Brant: Yeah, well I think, I have to assume that what I have experienced that Kyuss did this thing and when you start a thing, each generation kind of takes from it, pulls from it and kind of responds to it and builds on it. That thing ends up evolving or devolving depending on your opinion.
I grew up on hardcore punk and there was a time when punk was like Black Flag, DOA, The Circle Jerks and shit like that, whereas now you go ask a fuckin’ 13 or 14 year old what they think the hottest punk rock is and I guarantee it won’t be that, there may be some parallels but it certainly won’t be punk rock.
What stoner rock is today, I don’t know. I’d assume a lot of it is maybe a more commercial style? I don’t know, but then I hear a band like that Uncle Acid and it’s like, wow. I really like that they are all about their own trip, you can hear it in the production of their records.
Kyuss to me, we were just like, I guess we weren’t commercially motivated, or at least I wasn’t. Stoner rock to me is just hard rock that isn’t commercial at all and I guess, I’m not saying commercial music is bad, it’s just not the spirit that we had, where that spirit is today, I don’t know.
9hz: When is your new record coming out?
Brant: Oh, I have a couple of records that are on the shelf, one is an instrumental record that is kind of more jazz-funk based. I don’t know, sometimes I get in the studio and I kind of get like inspired to do something that I didn’t necessarily go in there to do.
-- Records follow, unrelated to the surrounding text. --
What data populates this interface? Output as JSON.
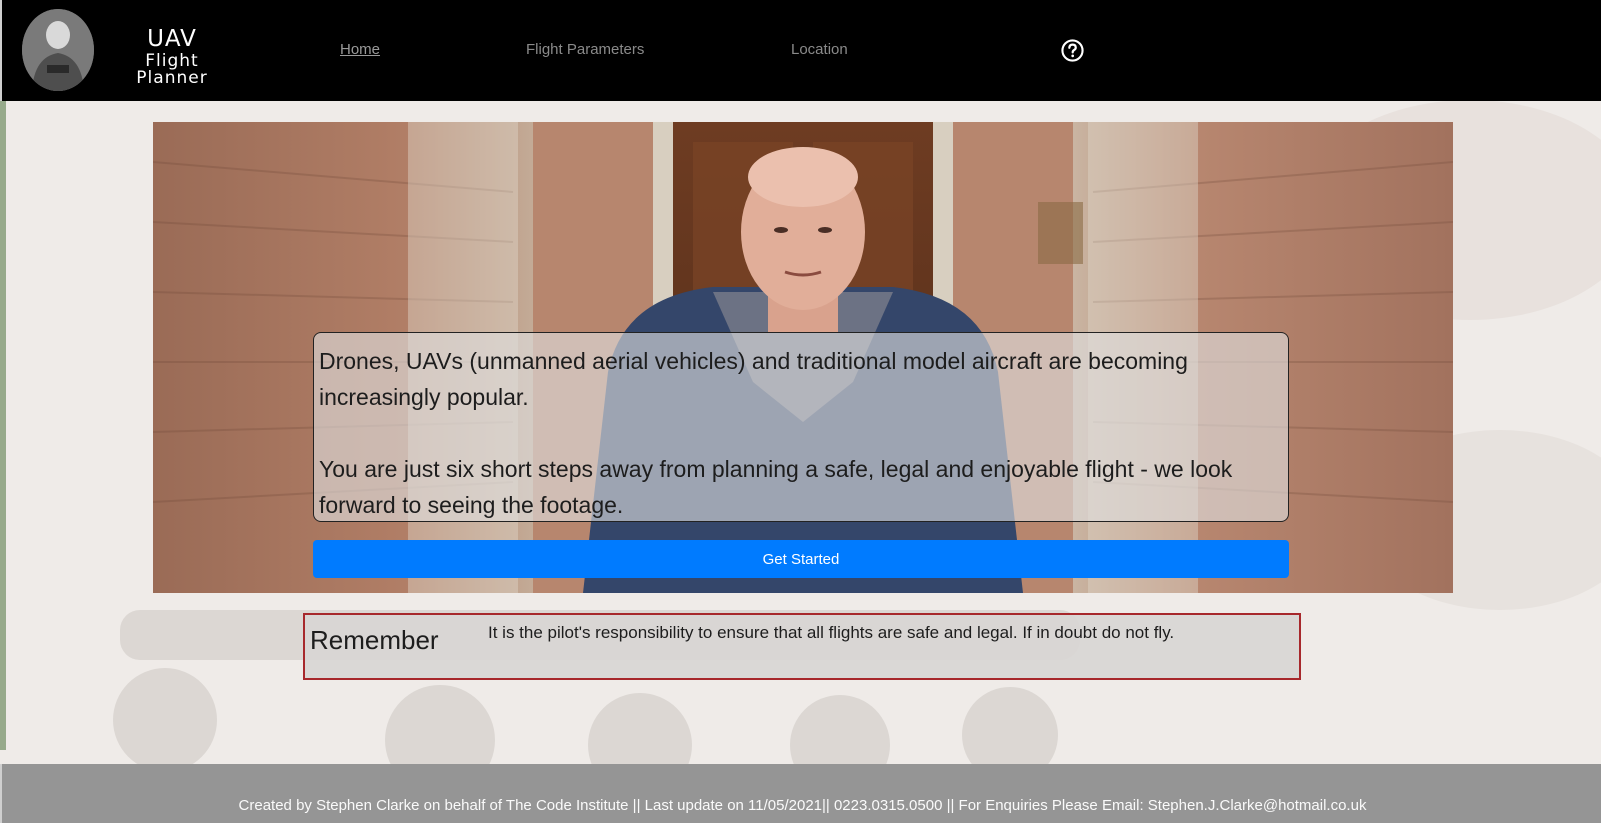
{
  "nav": {
    "logo_line1": "UAV",
    "logo_line2": "Flight Planner",
    "links": [
      {
        "label": "Home",
        "active": true
      },
      {
        "label": "Flight Parameters"
      },
      {
        "label": "Location"
      }
    ],
    "help_icon": "question-circle-icon"
  },
  "hero": {
    "paragraph1": "Drones, UAVs (unmanned aerial vehicles) and traditional model aircraft are becoming increasingly popular.",
    "paragraph2": "You are just six short steps away from planning a safe, legal and enjoyable flight - we look forward to seeing the footage.",
    "button_label": "Get Started"
  },
  "remember": {
    "title": "Remember",
    "text": "It is the pilot's responsibility to ensure that all flights are safe and legal. If in doubt do not fly."
  },
  "footer": {
    "text": "Created by Stephen Clarke on behalf of The Code Institute || Last update on 11/05/2021|| 0223.0315.0500 || For Enquiries Please Email: Stephen.J.Clarke@hotmail.co.uk"
  },
  "colors": {
    "nav_bg": "#000000",
    "accent_button": "#007bff",
    "remember_border": "#a7282c",
    "footer_bg": "#959595"
  }
}
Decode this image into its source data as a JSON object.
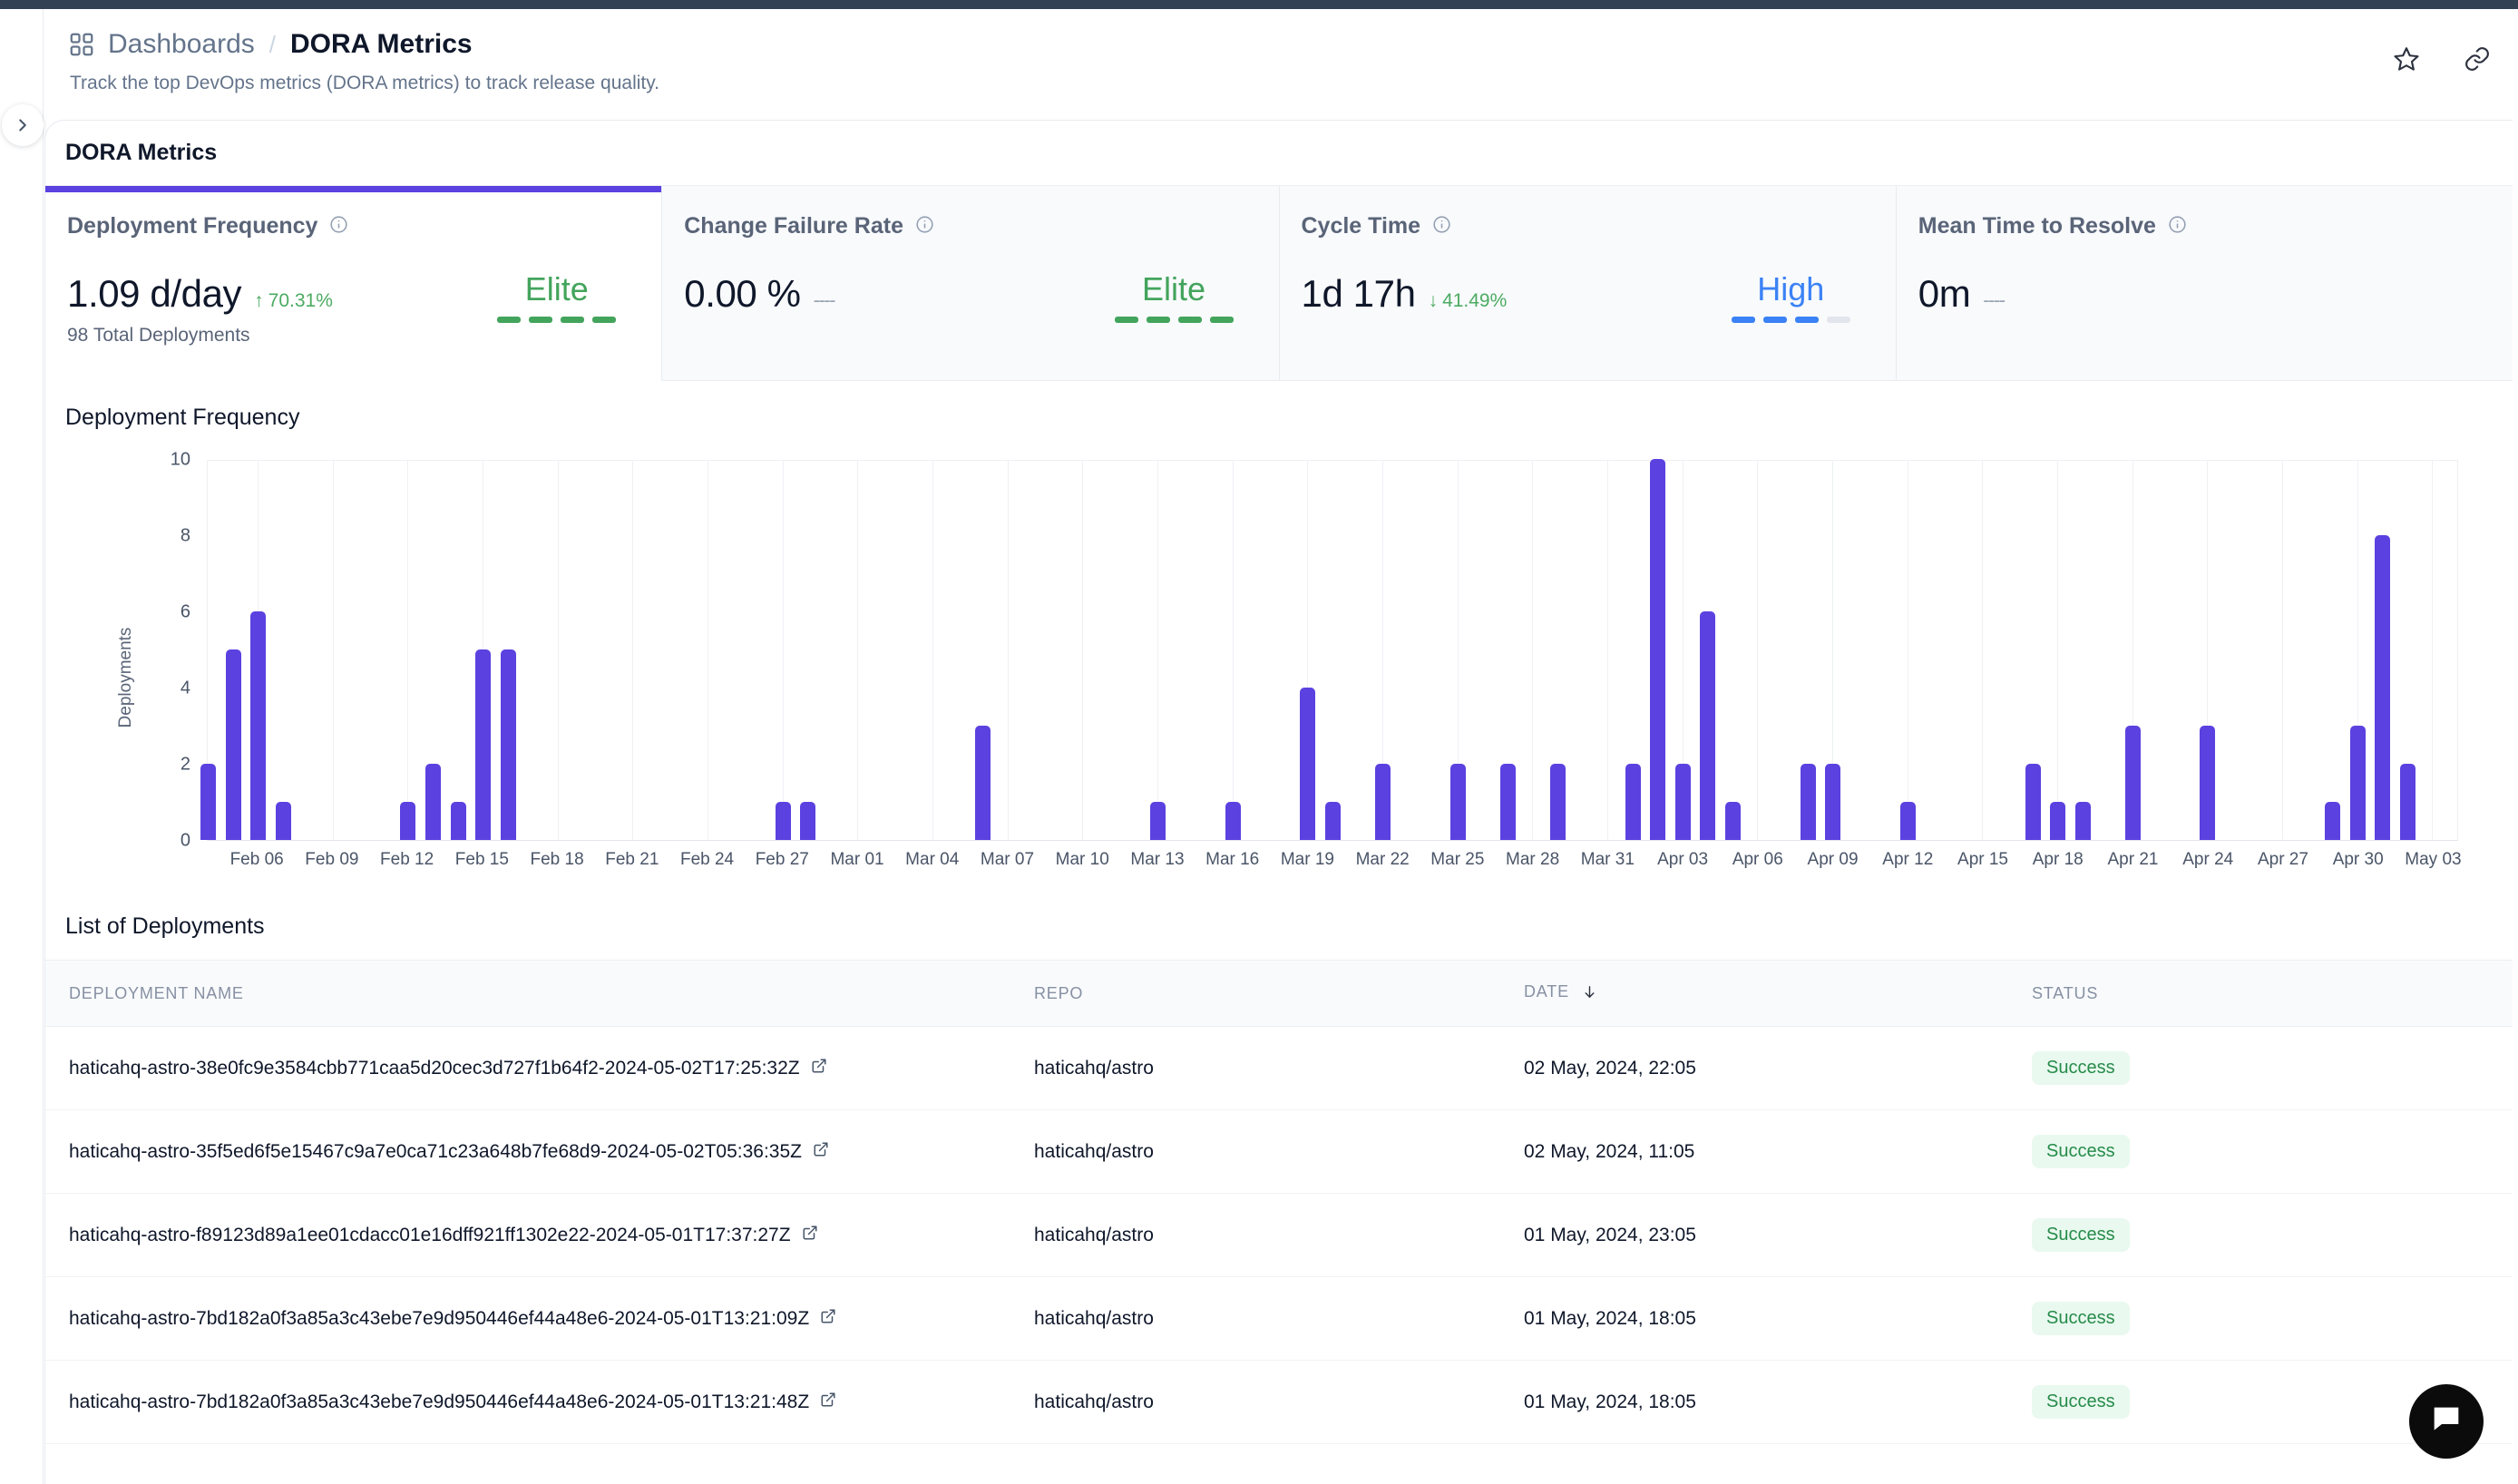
{
  "breadcrumb": {
    "grid_icon": "grid-icon",
    "root": "Dashboards",
    "separator": "/",
    "current": "DORA Metrics"
  },
  "subtitle": "Track the top DevOps metrics (DORA metrics) to track release quality.",
  "header_actions": [
    {
      "icon": "star-icon",
      "name": "favorite-button"
    },
    {
      "icon": "link-icon",
      "name": "copy-link-button"
    }
  ],
  "sidebar_toggle_icon": "chevron-right-icon",
  "card": {
    "title": "DORA Metrics"
  },
  "metrics": [
    {
      "title": "Deployment Frequency",
      "info_icon": "info-icon",
      "value": "1.09 d/day",
      "delta": "70.31%",
      "delta_direction": "up",
      "delta_arrow": "↑",
      "sub": "98 Total Deployments",
      "rating": "Elite",
      "rating_class": "elite",
      "dashes_filled": 4,
      "active": true
    },
    {
      "title": "Change Failure Rate",
      "info_icon": "info-icon",
      "value": "0.00 %",
      "delta": "----",
      "delta_direction": "none",
      "delta_arrow": "",
      "sub": "",
      "rating": "Elite",
      "rating_class": "elite",
      "dashes_filled": 4,
      "active": false
    },
    {
      "title": "Cycle Time",
      "info_icon": "info-icon",
      "value": "1d 17h",
      "delta": "41.49%",
      "delta_direction": "down",
      "delta_arrow": "↓",
      "sub": "",
      "rating": "High",
      "rating_class": "high",
      "dashes_filled": 3,
      "active": false
    },
    {
      "title": "Mean Time to Resolve",
      "info_icon": "info-icon",
      "value": "0m",
      "delta": "----",
      "delta_direction": "none",
      "delta_arrow": "",
      "sub": "",
      "rating": "",
      "rating_class": "",
      "dashes_filled": 0,
      "active": false
    }
  ],
  "chart_section_title": "Deployment Frequency",
  "chart_data": {
    "type": "bar",
    "title": "Deployment Frequency",
    "xlabel": "",
    "ylabel": "Deployments",
    "ylim": [
      0,
      10
    ],
    "yticks": [
      0,
      2,
      4,
      6,
      8,
      10
    ],
    "grid": true,
    "legend": null,
    "xticks": [
      "Feb 06",
      "Feb 09",
      "Feb 12",
      "Feb 15",
      "Feb 18",
      "Feb 21",
      "Feb 24",
      "Feb 27",
      "Mar 01",
      "Mar 04",
      "Mar 07",
      "Mar 10",
      "Mar 13",
      "Mar 16",
      "Mar 19",
      "Mar 22",
      "Mar 25",
      "Mar 28",
      "Mar 31",
      "Apr 03",
      "Apr 06",
      "Apr 09",
      "Apr 12",
      "Apr 15",
      "Apr 18",
      "Apr 21",
      "Apr 24",
      "Apr 27",
      "Apr 30",
      "May 03"
    ],
    "x_start": "Feb 04",
    "x_end": "May 04",
    "bars": [
      {
        "date": "Feb 04",
        "value": 2
      },
      {
        "date": "Feb 05",
        "value": 5
      },
      {
        "date": "Feb 06",
        "value": 6
      },
      {
        "date": "Feb 07",
        "value": 1
      },
      {
        "date": "Feb 12",
        "value": 1
      },
      {
        "date": "Feb 13",
        "value": 2
      },
      {
        "date": "Feb 14",
        "value": 1
      },
      {
        "date": "Feb 15",
        "value": 5
      },
      {
        "date": "Feb 16",
        "value": 5
      },
      {
        "date": "Feb 27",
        "value": 1
      },
      {
        "date": "Feb 28",
        "value": 1
      },
      {
        "date": "Mar 06",
        "value": 3
      },
      {
        "date": "Mar 13",
        "value": 1
      },
      {
        "date": "Mar 16",
        "value": 1
      },
      {
        "date": "Mar 19",
        "value": 4
      },
      {
        "date": "Mar 20",
        "value": 1
      },
      {
        "date": "Mar 22",
        "value": 2
      },
      {
        "date": "Mar 25",
        "value": 2
      },
      {
        "date": "Mar 27",
        "value": 2
      },
      {
        "date": "Mar 29",
        "value": 2
      },
      {
        "date": "Apr 01",
        "value": 2
      },
      {
        "date": "Apr 02",
        "value": 10
      },
      {
        "date": "Apr 03",
        "value": 2
      },
      {
        "date": "Apr 04",
        "value": 6
      },
      {
        "date": "Apr 05",
        "value": 1
      },
      {
        "date": "Apr 08",
        "value": 2
      },
      {
        "date": "Apr 09",
        "value": 2
      },
      {
        "date": "Apr 12",
        "value": 1
      },
      {
        "date": "Apr 17",
        "value": 2
      },
      {
        "date": "Apr 18",
        "value": 1
      },
      {
        "date": "Apr 19",
        "value": 1
      },
      {
        "date": "Apr 21",
        "value": 3
      },
      {
        "date": "Apr 24",
        "value": 3
      },
      {
        "date": "Apr 29",
        "value": 1
      },
      {
        "date": "Apr 30",
        "value": 3
      },
      {
        "date": "May 01",
        "value": 8
      },
      {
        "date": "May 02",
        "value": 2
      }
    ],
    "color": "#5b41e0"
  },
  "table": {
    "title": "List of Deployments",
    "columns": [
      {
        "label": "DEPLOYMENT NAME",
        "sorted": false
      },
      {
        "label": "REPO",
        "sorted": false
      },
      {
        "label": "DATE",
        "sorted": true,
        "sort_icon": "arrow-down-icon"
      },
      {
        "label": "STATUS",
        "sorted": false
      }
    ],
    "rows": [
      {
        "name": "haticahq-astro-38e0fc9e3584cbb771caa5d20cec3d727f1b64f2-2024-05-02T17:25:32Z",
        "repo": "haticahq/astro",
        "date": "02 May, 2024, 22:05",
        "status": "Success"
      },
      {
        "name": "haticahq-astro-35f5ed6f5e15467c9a7e0ca71c23a648b7fe68d9-2024-05-02T05:36:35Z",
        "repo": "haticahq/astro",
        "date": "02 May, 2024, 11:05",
        "status": "Success"
      },
      {
        "name": "haticahq-astro-f89123d89a1ee01cdacc01e16dff921ff1302e22-2024-05-01T17:37:27Z",
        "repo": "haticahq/astro",
        "date": "01 May, 2024, 23:05",
        "status": "Success"
      },
      {
        "name": "haticahq-astro-7bd182a0f3a85a3c43ebe7e9d950446ef44a48e6-2024-05-01T13:21:09Z",
        "repo": "haticahq/astro",
        "date": "01 May, 2024, 18:05",
        "status": "Success"
      },
      {
        "name": "haticahq-astro-7bd182a0f3a85a3c43ebe7e9d950446ef44a48e6-2024-05-01T13:21:48Z",
        "repo": "haticahq/astro",
        "date": "01 May, 2024, 18:05",
        "status": "Success"
      }
    ],
    "external_link_icon": "external-link-icon"
  },
  "chat_widget": {
    "icon": "chat-bubble-icon"
  },
  "colors": {
    "accent": "#5b41e0",
    "elite": "#43a45c",
    "high": "#3b82f6",
    "success_text": "#268b4a",
    "success_bg": "#e9f9ef"
  }
}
It’s kind of weird man, I just made this record, it’s cool, I don’t know when I’m going to release it, I want to release it soon but then I’ve been saying that for three years! Hopefully, early next year I’ll release it. I’m just really enjoying the Vista Chino situation. I am getting itchy as a solo artist though.